225. Klar J., Schweiger M., Zimmerman R., Zechner R., Li H., Torma H., Vahlquist A., Bouadjar B., Dahl N., Fischer J. 2009. Mutations in the fatty acid transport protein 4 gene cause the ichthyosis prematurity syndrome. Am. J. Hum. Genet. 85: 248–253. [PubMed]
226. Gonzalez F. J., Shah Y. M. 2008. PPARalpha: mechanism of species differences and hepatocarcinogenesis of peroxisome proliferators. Toxicology. 246: 2–8. [PubMed]
227. Meyer K., Lee J. S., Dyck P. A., Cao W. Q., Rao M. S., Thorgeirsson S. S., Reddy J. K. 2003. Molecular profiling of hepatocellular carcinomas developing spontaneously in acyl-CoA oxidase deficient mice: comparison with liver tumors induced in wild-type mice by a peroxisome proliferator and a genotoxic carcinogen. Carcinogenesis. 24: 975–984. [PubMed]
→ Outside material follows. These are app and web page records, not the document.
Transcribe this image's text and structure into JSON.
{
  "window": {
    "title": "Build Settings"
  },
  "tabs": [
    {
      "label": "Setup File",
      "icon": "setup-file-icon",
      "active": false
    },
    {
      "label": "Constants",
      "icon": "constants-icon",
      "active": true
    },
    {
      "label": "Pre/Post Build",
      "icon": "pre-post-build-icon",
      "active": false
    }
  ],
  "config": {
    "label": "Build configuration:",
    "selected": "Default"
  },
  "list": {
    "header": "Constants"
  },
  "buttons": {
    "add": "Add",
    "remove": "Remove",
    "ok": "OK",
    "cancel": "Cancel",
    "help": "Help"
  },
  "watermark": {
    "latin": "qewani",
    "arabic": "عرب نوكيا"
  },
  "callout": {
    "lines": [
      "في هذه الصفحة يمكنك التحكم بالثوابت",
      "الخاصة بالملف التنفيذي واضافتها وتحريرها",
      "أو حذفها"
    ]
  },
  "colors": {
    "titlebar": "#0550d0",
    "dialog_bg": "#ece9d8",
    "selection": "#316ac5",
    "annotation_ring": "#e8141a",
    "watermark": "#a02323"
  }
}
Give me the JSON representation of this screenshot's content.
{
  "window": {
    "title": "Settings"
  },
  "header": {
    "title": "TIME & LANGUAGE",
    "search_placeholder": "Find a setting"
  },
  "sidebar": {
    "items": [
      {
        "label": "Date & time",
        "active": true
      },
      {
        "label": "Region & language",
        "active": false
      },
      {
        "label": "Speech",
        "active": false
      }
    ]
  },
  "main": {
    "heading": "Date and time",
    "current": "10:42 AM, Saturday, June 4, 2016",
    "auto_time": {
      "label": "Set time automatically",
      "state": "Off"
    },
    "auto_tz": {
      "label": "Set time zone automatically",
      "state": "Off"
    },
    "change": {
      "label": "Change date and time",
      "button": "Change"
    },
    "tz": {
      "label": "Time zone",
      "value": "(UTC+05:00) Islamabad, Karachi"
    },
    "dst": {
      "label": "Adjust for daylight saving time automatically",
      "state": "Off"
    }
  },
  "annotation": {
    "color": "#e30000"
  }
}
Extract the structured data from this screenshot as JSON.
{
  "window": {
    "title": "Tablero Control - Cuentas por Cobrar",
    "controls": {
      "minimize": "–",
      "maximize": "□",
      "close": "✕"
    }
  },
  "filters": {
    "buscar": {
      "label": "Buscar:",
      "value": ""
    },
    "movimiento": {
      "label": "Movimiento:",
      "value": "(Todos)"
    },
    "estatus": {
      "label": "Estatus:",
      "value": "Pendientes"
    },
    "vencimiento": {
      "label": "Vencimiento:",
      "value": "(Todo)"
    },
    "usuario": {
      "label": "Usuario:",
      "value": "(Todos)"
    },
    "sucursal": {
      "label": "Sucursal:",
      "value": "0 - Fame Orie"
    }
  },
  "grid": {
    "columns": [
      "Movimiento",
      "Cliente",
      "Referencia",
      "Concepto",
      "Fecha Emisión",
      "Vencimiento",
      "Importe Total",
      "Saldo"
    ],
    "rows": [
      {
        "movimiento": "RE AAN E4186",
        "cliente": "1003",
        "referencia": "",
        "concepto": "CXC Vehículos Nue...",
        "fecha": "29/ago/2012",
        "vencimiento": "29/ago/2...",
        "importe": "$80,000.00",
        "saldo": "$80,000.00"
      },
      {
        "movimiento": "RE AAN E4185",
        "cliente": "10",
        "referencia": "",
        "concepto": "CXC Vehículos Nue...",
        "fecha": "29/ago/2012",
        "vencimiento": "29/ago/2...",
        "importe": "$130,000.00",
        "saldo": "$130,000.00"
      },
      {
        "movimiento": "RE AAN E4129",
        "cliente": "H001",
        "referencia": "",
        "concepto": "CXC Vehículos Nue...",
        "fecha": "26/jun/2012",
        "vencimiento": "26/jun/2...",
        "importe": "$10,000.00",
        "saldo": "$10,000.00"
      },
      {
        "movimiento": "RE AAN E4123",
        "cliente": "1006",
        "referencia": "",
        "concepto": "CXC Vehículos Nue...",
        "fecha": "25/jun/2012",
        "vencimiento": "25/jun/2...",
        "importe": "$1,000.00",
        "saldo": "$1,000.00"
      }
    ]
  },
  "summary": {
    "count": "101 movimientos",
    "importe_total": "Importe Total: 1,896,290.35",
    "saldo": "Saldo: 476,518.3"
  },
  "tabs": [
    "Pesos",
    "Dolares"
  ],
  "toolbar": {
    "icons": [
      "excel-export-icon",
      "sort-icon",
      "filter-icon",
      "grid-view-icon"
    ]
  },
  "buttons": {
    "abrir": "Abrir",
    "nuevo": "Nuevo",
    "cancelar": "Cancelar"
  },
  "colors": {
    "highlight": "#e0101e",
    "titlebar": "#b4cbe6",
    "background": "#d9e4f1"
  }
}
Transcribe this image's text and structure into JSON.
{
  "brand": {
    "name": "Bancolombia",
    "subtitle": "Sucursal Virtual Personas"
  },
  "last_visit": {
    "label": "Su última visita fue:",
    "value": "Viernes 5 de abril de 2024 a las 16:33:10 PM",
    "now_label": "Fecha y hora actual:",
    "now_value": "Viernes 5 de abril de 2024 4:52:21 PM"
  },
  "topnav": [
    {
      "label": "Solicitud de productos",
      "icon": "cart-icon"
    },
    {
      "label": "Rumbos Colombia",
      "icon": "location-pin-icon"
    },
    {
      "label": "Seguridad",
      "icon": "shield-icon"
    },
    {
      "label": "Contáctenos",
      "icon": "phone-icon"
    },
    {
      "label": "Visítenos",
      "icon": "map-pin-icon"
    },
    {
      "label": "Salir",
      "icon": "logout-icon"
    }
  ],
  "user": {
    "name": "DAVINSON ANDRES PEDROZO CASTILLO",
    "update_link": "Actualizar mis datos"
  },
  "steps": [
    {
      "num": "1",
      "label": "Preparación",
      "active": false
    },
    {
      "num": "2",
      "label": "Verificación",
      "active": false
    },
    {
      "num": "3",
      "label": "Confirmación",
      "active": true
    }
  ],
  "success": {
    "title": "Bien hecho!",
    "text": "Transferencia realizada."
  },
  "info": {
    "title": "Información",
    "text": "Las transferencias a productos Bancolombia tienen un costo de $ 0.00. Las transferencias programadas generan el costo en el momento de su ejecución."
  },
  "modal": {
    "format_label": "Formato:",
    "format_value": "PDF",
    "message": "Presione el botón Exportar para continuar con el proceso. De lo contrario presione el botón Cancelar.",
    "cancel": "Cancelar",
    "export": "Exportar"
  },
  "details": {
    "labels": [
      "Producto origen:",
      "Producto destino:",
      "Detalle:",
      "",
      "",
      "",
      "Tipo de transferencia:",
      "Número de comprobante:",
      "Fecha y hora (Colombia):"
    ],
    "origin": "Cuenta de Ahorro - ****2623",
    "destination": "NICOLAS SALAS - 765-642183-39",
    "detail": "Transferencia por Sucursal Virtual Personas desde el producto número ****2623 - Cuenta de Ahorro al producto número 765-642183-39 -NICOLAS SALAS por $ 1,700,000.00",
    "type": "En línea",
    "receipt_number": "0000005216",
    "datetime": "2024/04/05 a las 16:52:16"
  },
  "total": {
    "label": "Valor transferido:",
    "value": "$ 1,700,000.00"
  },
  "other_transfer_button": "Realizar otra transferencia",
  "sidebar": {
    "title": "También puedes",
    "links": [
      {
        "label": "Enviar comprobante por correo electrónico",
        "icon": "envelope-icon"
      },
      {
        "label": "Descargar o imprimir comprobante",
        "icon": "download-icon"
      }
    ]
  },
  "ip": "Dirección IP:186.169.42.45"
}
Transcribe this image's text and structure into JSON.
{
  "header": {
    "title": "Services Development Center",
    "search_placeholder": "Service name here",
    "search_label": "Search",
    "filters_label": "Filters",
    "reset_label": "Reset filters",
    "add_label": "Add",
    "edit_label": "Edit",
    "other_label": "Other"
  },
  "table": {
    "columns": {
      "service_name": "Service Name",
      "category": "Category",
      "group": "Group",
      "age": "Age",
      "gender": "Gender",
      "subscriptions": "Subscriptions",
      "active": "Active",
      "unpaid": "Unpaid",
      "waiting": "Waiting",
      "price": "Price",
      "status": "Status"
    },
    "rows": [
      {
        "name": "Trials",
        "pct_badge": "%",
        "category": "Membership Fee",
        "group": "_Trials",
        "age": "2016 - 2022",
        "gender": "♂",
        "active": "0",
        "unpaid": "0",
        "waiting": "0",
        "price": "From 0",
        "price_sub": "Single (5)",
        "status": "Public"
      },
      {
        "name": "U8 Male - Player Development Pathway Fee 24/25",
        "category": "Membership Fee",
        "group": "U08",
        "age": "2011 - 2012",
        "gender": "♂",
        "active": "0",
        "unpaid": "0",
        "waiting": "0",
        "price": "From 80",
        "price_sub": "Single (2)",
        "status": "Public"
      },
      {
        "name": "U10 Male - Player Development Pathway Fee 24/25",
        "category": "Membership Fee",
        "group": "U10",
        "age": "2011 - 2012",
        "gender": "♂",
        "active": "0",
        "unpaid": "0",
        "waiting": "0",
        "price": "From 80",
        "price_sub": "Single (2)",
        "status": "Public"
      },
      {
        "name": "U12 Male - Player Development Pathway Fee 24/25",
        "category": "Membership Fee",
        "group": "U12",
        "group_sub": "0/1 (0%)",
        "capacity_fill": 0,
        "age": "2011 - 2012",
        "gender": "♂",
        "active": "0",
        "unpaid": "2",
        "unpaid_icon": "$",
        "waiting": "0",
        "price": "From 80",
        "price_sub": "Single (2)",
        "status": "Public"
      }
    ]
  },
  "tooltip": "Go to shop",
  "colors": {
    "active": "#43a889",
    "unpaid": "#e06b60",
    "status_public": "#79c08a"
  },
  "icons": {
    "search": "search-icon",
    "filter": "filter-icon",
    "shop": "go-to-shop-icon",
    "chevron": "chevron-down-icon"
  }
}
228. Thornburg T., Turner A. R., Chen Y. Q., Vitolins M., Chang B., Xu J. 2006. Phytanic acid, AMACR and prostate cancer risk. Future Oncol. 2: 213–223. [PubMed]
229. Rasiah K. K., Gardiner-Garden M., Padilla E. J., Moller G., Kench J. G., Alles M. C., Eggleton S. A., Stricker P. D., Adamski J., Sutherland R. L., et al. 2009. HSD17B4 overexpression, an independent biomarker of poor patient outcome in prostate cancer. Mol. Cell. Endocrinol. 301: 89–96. [PubMed]

Articles from Journal of Lipid Research are provided here courtesy of American Society for Biochemistry and Molecular Biology